But then again nz isn't really run by the politians. Just look at local councils, the elected members have very little to do with what actually goes on. They just vote for and against policies, it is the council staff members doing much of the work behind the scenes. So voting for change often just results in a slightly different shade of grey. They also don't want to introduce policies that they know their voter base won't agree with, or will negatively affect them. Really really need impartial policies, but that can't happen under the current system.

The other guy may be good or bad when in power but the guy in power is no good SO go for change the other guy.

Agree

Among the list of possessions National do not own, the most conspicuous by its absence is a sign reading "The buck stops here".
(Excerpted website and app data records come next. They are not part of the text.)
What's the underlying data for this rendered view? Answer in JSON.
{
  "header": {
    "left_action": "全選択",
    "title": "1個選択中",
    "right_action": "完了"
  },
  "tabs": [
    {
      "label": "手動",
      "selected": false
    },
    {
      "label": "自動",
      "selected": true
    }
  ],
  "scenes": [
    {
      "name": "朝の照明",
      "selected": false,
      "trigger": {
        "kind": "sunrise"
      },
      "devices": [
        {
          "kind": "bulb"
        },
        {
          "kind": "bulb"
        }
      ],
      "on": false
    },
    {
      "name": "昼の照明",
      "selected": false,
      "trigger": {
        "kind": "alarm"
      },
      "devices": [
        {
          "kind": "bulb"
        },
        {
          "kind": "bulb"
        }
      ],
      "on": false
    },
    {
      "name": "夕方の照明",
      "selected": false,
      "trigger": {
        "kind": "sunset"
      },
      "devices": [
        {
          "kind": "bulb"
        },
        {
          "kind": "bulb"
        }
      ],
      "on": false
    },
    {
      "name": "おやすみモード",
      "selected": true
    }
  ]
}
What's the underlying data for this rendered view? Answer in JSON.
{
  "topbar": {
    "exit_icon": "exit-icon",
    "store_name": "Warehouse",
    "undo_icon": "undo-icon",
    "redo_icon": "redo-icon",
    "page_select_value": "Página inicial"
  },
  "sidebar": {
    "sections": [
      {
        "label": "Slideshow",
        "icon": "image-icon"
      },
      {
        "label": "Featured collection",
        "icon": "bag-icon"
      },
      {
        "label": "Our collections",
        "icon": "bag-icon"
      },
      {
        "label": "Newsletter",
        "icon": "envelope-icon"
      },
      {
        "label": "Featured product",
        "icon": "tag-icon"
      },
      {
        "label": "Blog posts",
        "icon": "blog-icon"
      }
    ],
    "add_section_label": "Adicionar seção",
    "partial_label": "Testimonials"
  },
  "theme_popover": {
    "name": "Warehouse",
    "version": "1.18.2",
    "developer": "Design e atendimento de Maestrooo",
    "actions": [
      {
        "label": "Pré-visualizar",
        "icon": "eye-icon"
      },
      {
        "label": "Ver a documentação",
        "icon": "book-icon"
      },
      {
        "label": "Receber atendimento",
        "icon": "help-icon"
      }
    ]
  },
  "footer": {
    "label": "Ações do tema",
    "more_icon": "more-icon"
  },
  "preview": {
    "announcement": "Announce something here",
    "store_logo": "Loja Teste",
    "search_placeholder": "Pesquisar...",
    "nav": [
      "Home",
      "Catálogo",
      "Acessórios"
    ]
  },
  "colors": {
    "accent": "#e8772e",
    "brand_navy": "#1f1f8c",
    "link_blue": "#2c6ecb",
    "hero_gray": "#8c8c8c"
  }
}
The are the spiritual antithesis of President Harry S. Truman.

Yes ACT are definitely invested in pharama stocks and the only way they can see to get a significant dividend or decent share price rise over the near to middle term is to ensure the burgers CAN be cooked medium or medium rare so the flow on impact of food poisoning are feeding in to their pharma holdings.

Or not...

Most people who get campylobacter get better without any medicines.......
If you do get sick then take activated charcoal and or slippery elm powder like you do in other countries where food issues are problematic which is due to poor hygiene......what MPI is saying is practice your poor hyhgiene practices but cook the hell out of the meat to compensate.........the word bandaid comes to mind.......NZ is supposed to be a first world country but we have breaucracies with a thinking that preceeds even the caveman.

The problem with undercooked mince is infection with VTEC e-coli, otherwise known as "hamburger disease". The effects are from mild food poisoning through to explosive bloody diarrhoea, through to kidney failure and death. Worst affected are children and those with low immunity.

Are you sure that national is blaming labour for current housing crisis -after they be in power for 9 years.

If still blaming Labour than is it not advisable to change government who will not blame but act.

They blame labour for the housing crisis because they say labour keep opposing housing developments in general,which is not true, and in the house.but Nats have the numbers in the house to do what they want as I evidenced on the pt england bill.act and UF puppets do what they tell them.

Perhaps Bill English's recent antics suggest merely that their collective first resort is simply to lie and obfuscate, rather than take responsibility.

Deleted comment - there can be only one.

Deleted comment - there can be only one.

At least Labour care about residents and kiwi's, they also recognize the fundamental problems behind Auckland's housing crisis and how much foreign buyers impacted AKL, decoupling house prices from NZ wages and are more importantly prepared to do something about it. That still gets my vote.

They just need to watch out for National, trying to smoke screen an twist facts. Stick to your guns Labour, stick to you principles, protect your backbone which are the citizens and residents of New Zealand.

Come on. Labour Party brings in unpaid overseas students!
http://www.stuff.co.nz/national/politics/93955534/labour-party-brings-in...

All parties use volunteers. As was noted above, young Nats even go to volunteer for the Republicans too.

The big problem I have with Labour is that they could implemented several of their policies by using the power they hold at Auckland Council. Instead Labour have done the exact opposite.

So it appears strongly that Labour are full of it.

At least ACT is consistent; this is the party that is advocating for suicide so why not kill yourself eating an under-cooked burger!